Although ultrasonic vocalizations (USVs) have been recorded in many species of rodent and in various contexts, e.g. sexual behaviour and aggression, it has not been demonstrated for the endangered Turkish Spiny Mouse Acomys cilicius Spitzenberger. This study investigated whether A. cilicius emits USVs and, if so, how these USVs associated with non-vocalization behaviour. Ultrasonic recording equipment was set up for 12 days in an off-exhibit enclosure of A. cilicius at Bristol Zoo. At least seven different types of USV were recorded. For eight of the 12 study days, ultrasonic and video recording equipment were run concurrently. From these observations it was found that emission of USVs were associated with sexual behaviour, aggression and social investigation. The results of this study show for the first time that captive A. cilicius produce USVs that resemble those produced by other rodent species, including its close relative the Egyptian Spiny Mouse A. cahirinus Desmarest.
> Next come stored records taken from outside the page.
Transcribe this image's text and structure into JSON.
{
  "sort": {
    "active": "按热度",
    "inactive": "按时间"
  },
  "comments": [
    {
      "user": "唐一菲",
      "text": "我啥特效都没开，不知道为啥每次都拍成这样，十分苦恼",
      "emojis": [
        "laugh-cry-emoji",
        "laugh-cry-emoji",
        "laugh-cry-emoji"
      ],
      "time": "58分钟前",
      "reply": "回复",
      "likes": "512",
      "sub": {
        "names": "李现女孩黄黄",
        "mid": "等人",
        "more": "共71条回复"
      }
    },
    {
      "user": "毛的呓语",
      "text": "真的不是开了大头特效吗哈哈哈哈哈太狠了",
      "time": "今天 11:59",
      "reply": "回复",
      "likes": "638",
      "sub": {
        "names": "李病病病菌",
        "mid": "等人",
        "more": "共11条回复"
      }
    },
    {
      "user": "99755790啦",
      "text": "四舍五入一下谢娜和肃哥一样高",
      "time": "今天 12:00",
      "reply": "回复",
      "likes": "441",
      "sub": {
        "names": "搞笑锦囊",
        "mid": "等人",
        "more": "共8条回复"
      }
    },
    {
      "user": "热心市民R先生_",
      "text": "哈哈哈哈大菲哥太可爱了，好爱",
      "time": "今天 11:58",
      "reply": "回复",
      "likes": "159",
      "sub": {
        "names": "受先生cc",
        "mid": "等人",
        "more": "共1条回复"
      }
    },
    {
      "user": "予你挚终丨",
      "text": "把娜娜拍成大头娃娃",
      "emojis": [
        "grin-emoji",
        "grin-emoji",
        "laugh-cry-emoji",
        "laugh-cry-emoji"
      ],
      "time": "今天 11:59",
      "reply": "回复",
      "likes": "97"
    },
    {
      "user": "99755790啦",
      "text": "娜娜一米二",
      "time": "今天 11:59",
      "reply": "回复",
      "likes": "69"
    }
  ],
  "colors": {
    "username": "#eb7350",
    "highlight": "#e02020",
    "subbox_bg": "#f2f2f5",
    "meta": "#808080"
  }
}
As these findings apply only to a captive Turkish Spiny Mouse population, additional work should be carried out to investigate the behaviour and USV production in the wild in addition to further research on captive populations investigating the apparent communicative function of these vocalizations.
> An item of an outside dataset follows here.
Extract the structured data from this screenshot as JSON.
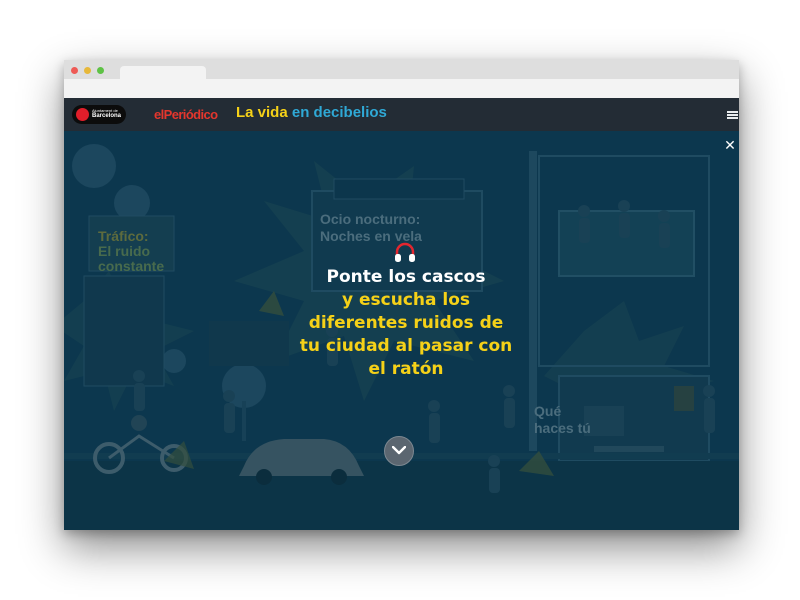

Turkish Spiny Mouse, ultrasonic vocalization, communication, behaviour, conservation